  • Murphy's Law--if you don't check to make sure a food order is complete, the most senior person on the job will end up without food.
  • One can never bring back too much hot sauce. Or any sauce.
  • Going home before sunset is for sissies.
  • All those things you thought of as necessities are actually optional (socializing, grocery shopping, laundry, bathing, etc).
  • Changing straight from work clothes to pajamas is a move toward efficiency (as long as you do it at home). Jeans are overrated anyway.
  • Your Facebook feed is only interesting the first time you scan it.
  • A watched blogger doesn't blog.
  • Pressure makes any work more interesting.
  • Auditors, when left unattended, may develop cabin fever. At any sign of cabin fever, be sure to increase your computer-locking vigilance, lest you be Hasslehoffed* or otherwise pranked.
  • As the audit-time continuum progresses, the number of sodas consumed by an audit team will increase exponentially.

I did learen a few more impacting things, though:

  • Having a light at the end of the tunnel helps morale immensely. During this last audit, we worked 55+ hours each week, but that was going to last only 4 to 6 weeks; I had the added carrot of a two-week vacation at the end of the long hours, and that especially helped me focus during work. 
  • Taking time during the month before the audit to mentally prepare myself for working all day definitely helped; when the work started and the hours became long, I was ready for it. Getting home with enough time to sleep 7 or 8 hours each night especially helped me cope.
  • Physically preparing to have (almost) no free time also helped--getting in doctors visits, car repairs, and shopping done the weeks before the audit started was hugely helpful.
  • Making a priority of personal things I wanted to do each day helped me make sure to do them. 
That last one included sleeping, making a good breakfast for myself, packing food I would want to eat during the day (instead of delicious snacks I knew I could get but shouldn't eat), doing my physical therapy homework (oh bruised patella, please heal!), and especially spending time reading the Bible and the Book of Mormon. I've noticed a distinct and direct correlation between the days I spend solid reading time with the scriptures and the days I'm more calm and patient at work--and just better able to handle problems in general. That, I think, has been the biggest takeaway--that even when I'm super busy all the time, taking time to read scriptures will help my day go by so much better than whatever else I thought I could spend that time on. I've learned that no matter what else I do or don't do in the day, taking time to read in the morning will have the biggest impact on how I feel and how I handle my problems, or how I handle other people (though sometimes those two things are synonymous).

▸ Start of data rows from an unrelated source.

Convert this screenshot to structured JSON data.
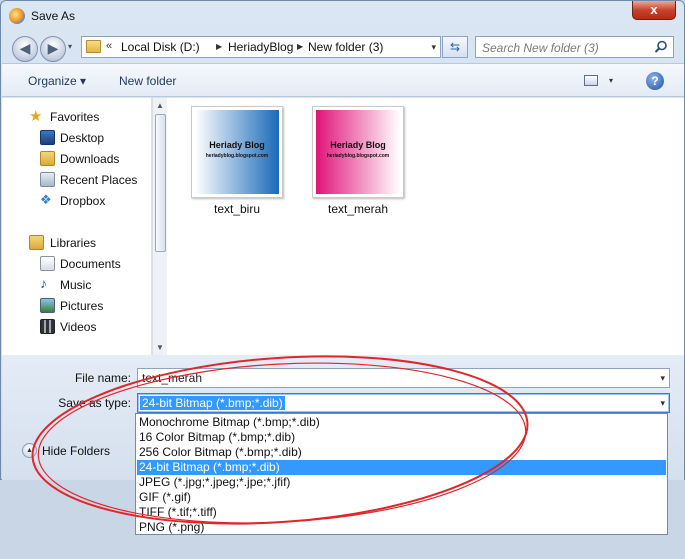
{
  "window": {
    "title": "Save As",
    "close_label": "x"
  },
  "navigation": {
    "back_glyph": "◀",
    "forward_glyph": "▶",
    "dropdown_glyph": "▾"
  },
  "address_bar": {
    "prefix": "«",
    "crumbs": [
      "Local Disk (D:)",
      "HeriadyBlog",
      "New folder (3)"
    ],
    "separator": "▶",
    "dropdown_glyph": "▾"
  },
  "search": {
    "placeholder": "Search New folder (3)"
  },
  "toolbar": {
    "organize_label": "Organize ▾",
    "new_folder_label": "New folder",
    "view_drop": "▾",
    "help_glyph": "?"
  },
  "sidebar": {
    "favorites_label": "Favorites",
    "favorites": [
      "Desktop",
      "Downloads",
      "Recent Places",
      "Dropbox"
    ],
    "libraries_label": "Libraries",
    "libraries": [
      "Documents",
      "Music",
      "Pictures",
      "Videos"
    ]
  },
  "files": [
    {
      "name": "text_biru",
      "title": "Heriady Blog",
      "subtitle": "heriadyblog.blogspot.com",
      "color": "#1a6ab8"
    },
    {
      "name": "text_merah",
      "title": "Heriady Blog",
      "subtitle": "heriadyblog.blogspot.com",
      "color": "#e0147a"
    }
  ],
  "form": {
    "file_name_label": "File name:",
    "file_name_value": "text_merah",
    "save_type_label": "Save as type:",
    "save_type_value": "24-bit Bitmap (*.bmp;*.dib)",
    "hide_folders_label": "Hide Folders"
  },
  "type_options": [
    "Monochrome Bitmap (*.bmp;*.dib)",
    "16 Color Bitmap (*.bmp;*.dib)",
    "256 Color Bitmap (*.bmp;*.dib)",
    "24-bit Bitmap (*.bmp;*.dib)",
    "JPEG (*.jpg;*.jpeg;*.jpe;*.jfif)",
    "GIF (*.gif)",
    "TIFF (*.tif;*.tiff)",
    "PNG (*.png)"
  ],
  "selected_option_index": 3,
  "colors": {
    "selection": "#3399ff",
    "annotation": "#e0262b"
  }
}
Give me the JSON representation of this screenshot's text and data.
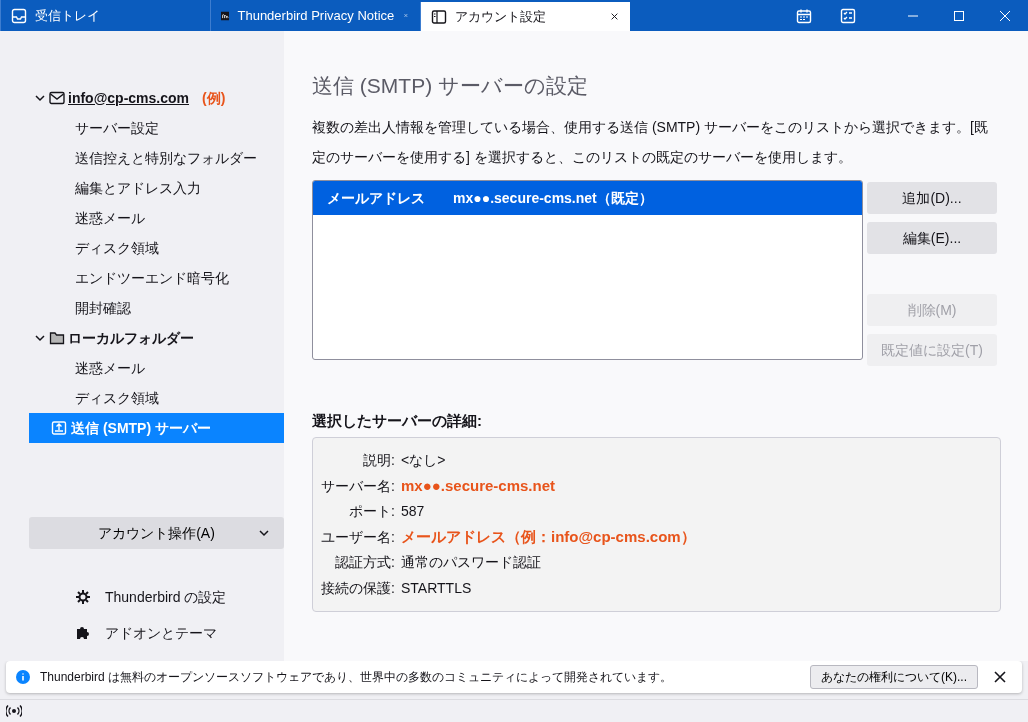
{
  "tabs": [
    {
      "label": "受信トレイ",
      "kind": "inbox",
      "closable": false,
      "selected": false
    },
    {
      "label": "Thunderbird Privacy Notice",
      "kind": "m",
      "closable": true,
      "selected": false
    },
    {
      "label": "アカウント設定",
      "kind": "panel",
      "closable": true,
      "selected": true
    }
  ],
  "sidebar": {
    "accounts": [
      {
        "label": "info@cp-cms.com",
        "note": "(例)",
        "kind": "mail",
        "expanded": true,
        "children": [
          {
            "label": "サーバー設定",
            "selected": false
          },
          {
            "label": "送信控えと特別なフォルダー",
            "selected": false
          },
          {
            "label": "編集とアドレス入力",
            "selected": false
          },
          {
            "label": "迷惑メール",
            "selected": false
          },
          {
            "label": "ディスク領域",
            "selected": false
          },
          {
            "label": "エンドツーエンド暗号化",
            "selected": false
          },
          {
            "label": "開封確認",
            "selected": false
          }
        ]
      },
      {
        "label": "ローカルフォルダー",
        "kind": "folder",
        "expanded": true,
        "children": [
          {
            "label": "迷惑メール",
            "selected": false
          },
          {
            "label": "ディスク領域",
            "selected": false
          }
        ]
      }
    ],
    "smtp_item": {
      "label": "送信 (SMTP) サーバー",
      "selected": true
    },
    "account_actions": "アカウント操作(A)",
    "links": [
      {
        "label": "Thunderbird の設定",
        "kind": "gear"
      },
      {
        "label": "アドオンとテーマ",
        "kind": "puzzle"
      }
    ]
  },
  "main": {
    "title": "送信 (SMTP) サーバーの設定",
    "description": "複数の差出人情報を管理している場合、使用する送信 (SMTP) サーバーをこのリストから選択できます。[既定のサーバーを使用する] を選択すると、このリストの既定のサーバーを使用します。",
    "servers": [
      {
        "name": "メールアドレス",
        "host": "mx●●.secure-cms.net（既定）",
        "selected": true
      }
    ],
    "buttons": [
      {
        "label": "追加(D)...",
        "disabled": false
      },
      {
        "label": "編集(E)...",
        "disabled": false
      },
      {
        "label": "削除(M)",
        "disabled": true
      },
      {
        "label": "既定値に設定(T)",
        "disabled": true
      }
    ],
    "details_title": "選択したサーバーの詳細:",
    "details": [
      {
        "label": "説明:",
        "value": "<なし>",
        "highlight": false
      },
      {
        "label": "サーバー名:",
        "value": "mx●●.secure-cms.net",
        "highlight": true
      },
      {
        "label": "ポート:",
        "value": "587",
        "highlight": false
      },
      {
        "label": "ユーザー名:",
        "value": "メールアドレス（例：info@cp-cms.com）",
        "highlight": true
      },
      {
        "label": "認証方式:",
        "value": "通常のパスワード認証",
        "highlight": false
      },
      {
        "label": "接続の保護:",
        "value": "STARTTLS",
        "highlight": false
      }
    ]
  },
  "notification": {
    "text": "Thunderbird は無料のオープンソースソフトウェアであり、世界中の多数のコミュニティによって開発されています。",
    "button": "あなたの権利について(K)..."
  }
}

Thursday, August 18, 2011

Pool Runnings

So I got to do a 10K mud run in June (which I walked a good chunk of, for the record). Afterward I tried to keep up with the new and improved exercise regime, and I got up to a 5 mile run the week before Independence day this year--but then my knees started hurting every time I walked up or down stairs (and if you've been to my current home...well, it's pretty much all stairs. We have four levels in our home). Eventually, I went to see a doctor, who decided that because he couldn't see anything else wrong and because I felt pain on stairs, I must have bruised the underside of my patella.

So, I have bruised kneecaps.

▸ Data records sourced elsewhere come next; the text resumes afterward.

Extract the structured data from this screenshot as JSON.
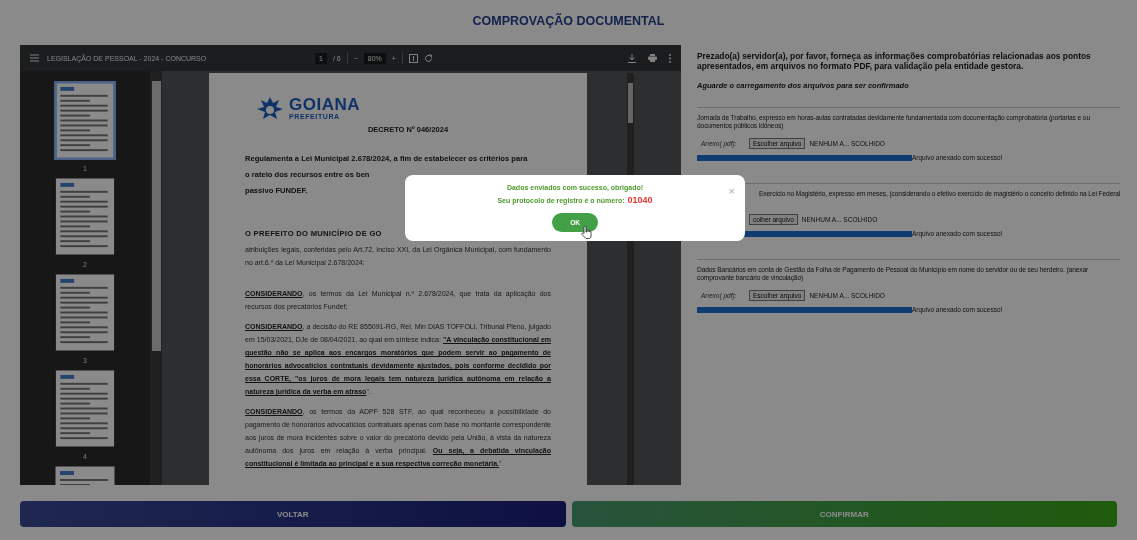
{
  "header": {
    "title": "COMPROVAÇÃO DOCUMENTAL"
  },
  "viewer": {
    "title": "LEGISLAÇÃO DE PESSOAL - 2024 - CONCURSO",
    "page": "1",
    "page_count": "/ 6",
    "zoom_out": "−",
    "zoom": "80%",
    "zoom_in": "+",
    "thumbnails": [
      {
        "label": "1",
        "selected": true
      },
      {
        "label": "2",
        "selected": false
      },
      {
        "label": "3",
        "selected": false
      },
      {
        "label": "4",
        "selected": false
      },
      {
        "selected": false
      }
    ],
    "document": {
      "logo": "GOIANA",
      "logo_sub": "PREFEITURA",
      "heading": "DECRETO Nº 046/2024",
      "summary_lines": [
        "Regulamenta a Lei Municipal 2.678/2024, a fim de estabelecer os critérios para",
        "o rateio dos recursos entre os ben",
        "passivo FUNDEF."
      ],
      "preamble_head": "O PREFEITO DO MUNICÍPIO DE GO",
      "preamble": "atribuições legais, conferidas pelo Art.72, Inciso XXI, da Lei Orgânica Municipal, com fundamento no art.6.º da Lei Municipal 2.678/2024:",
      "paragraphs": [
        "**CONSIDERANDO**, os termos da Lei Municipal n.º 2.678/2024, que trata da aplicação dos recursos dos precatórios Fundef;",
        "**CONSIDERANDO**, a decisão do RE 855091-RG, Rel. Min DIAS TOFFOLI, Tribunal Pleno, julgado em 15/03/2021, DJe de 08/04/2021, ao qual em síntese indica: **\"A vinculação constitucional em questão não se aplica aos encargos moratórios que podem servir ao pagamento de honorários advocatícios contratuais devidamente ajustados, pois conforme decidido por essa CORTE, \"os juros de mora legais tem natureza jurídica autônoma em relação a natureza jurídica da verba em atraso**\".",
        "**CONSIDERANDO**, os termos da ADPF 528 STF, ao qual reconheceu a possibilidade do pagamento de honorários advocatícios contratuais apenas com base no montante correspondente aos juros de mora incidentes sobre o valor do precatório devido pela União, à vista da natureza autônoma dos juros em relação à verba principal. **Ou seja, a debatida vinculação constitucional é limitada ao principal e a sua respectiva correção monetária.**\""
      ]
    }
  },
  "form": {
    "intro": "Prezado(a) servidor(a), por favor, forneça as informações comprobatórias relacionadas aos pontos apresentados, em arquivos no formato PDF, para validação pela entidade gestora.",
    "notice": "Aguarde o carregamento dos arquivos para ser confirmado",
    "sections": [
      {
        "description": "Jornada de Trabalho, expresso em horas-aulas contratadas devidamente fundamentada com documentação comprobatória (portarias e ou documentos públicos idôneos)",
        "partly_covered": false,
        "attach_label": "Anexo( pdf):",
        "file_button": "Escolher arquivo",
        "file_name": "NENHUM A... SCOLHIDO",
        "level": 1,
        "status": "Arquivo anexado com sucesso!"
      },
      {
        "description": "Exercício no Magistério, expresso em meses, (considerando o efetivo exercício de magistério o conceito definido na Lei Federal",
        "partly_covered": true,
        "file_button": "colher arquivo",
        "file_name": "NENHUM A... SCOLHIDO",
        "level": 1,
        "status": "Arquivo anexado com sucesso!"
      },
      {
        "description": "Dados Bancários em conta de Gestão da Folha de Pagamento de Pessoal do Município em nome do servidor ou de seu herdeiro. (anexar comprovante bancário de vinculação)",
        "partly_covered": false,
        "attach_label": "Anexo( pdf):",
        "file_button": "Escolher arquivo",
        "file_name": "NENHUM A... SCOLHIDO",
        "level": 1,
        "status": "Arquivo anexado com sucesso!"
      }
    ]
  },
  "actions": [
    {
      "label": "VOLTAR",
      "kind": "back"
    },
    {
      "label": "CONFIRMAR",
      "kind": "confirm"
    }
  ],
  "modal": {
    "message": "Dados enviados com sucesso, obrigado!",
    "protocol_label": "Seu protocolo de registro é o número:",
    "protocol": "01040",
    "close": "×",
    "button": "OK"
  }
}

I'm supposed to do physical therapy, and I'm supposed to refrain from running. And since I've been working on a June 30 year-end client, I'm pretty much refraining from all exercise. Finally last night, my roommate Erin and I decided to give the exercise thing another try. Only, I couldn't run, and she didn't have a bike, so we headed to the pool. We did pretty good swimming for a bit, but then my bruised patellas made themselves known. So we then started jogging in the pool. Maybe not the most exercise I've ever had, but I was impressed nonetheless--it was just the right amount of exercise for someone who's been a bum for a while. The whole troupe of teenagers that was sharing the pool with us probably thought we were a little crazy--but that's okay. We probably are. At any rate I've found something relatively fun to do that I can tell myself is a form of exercise.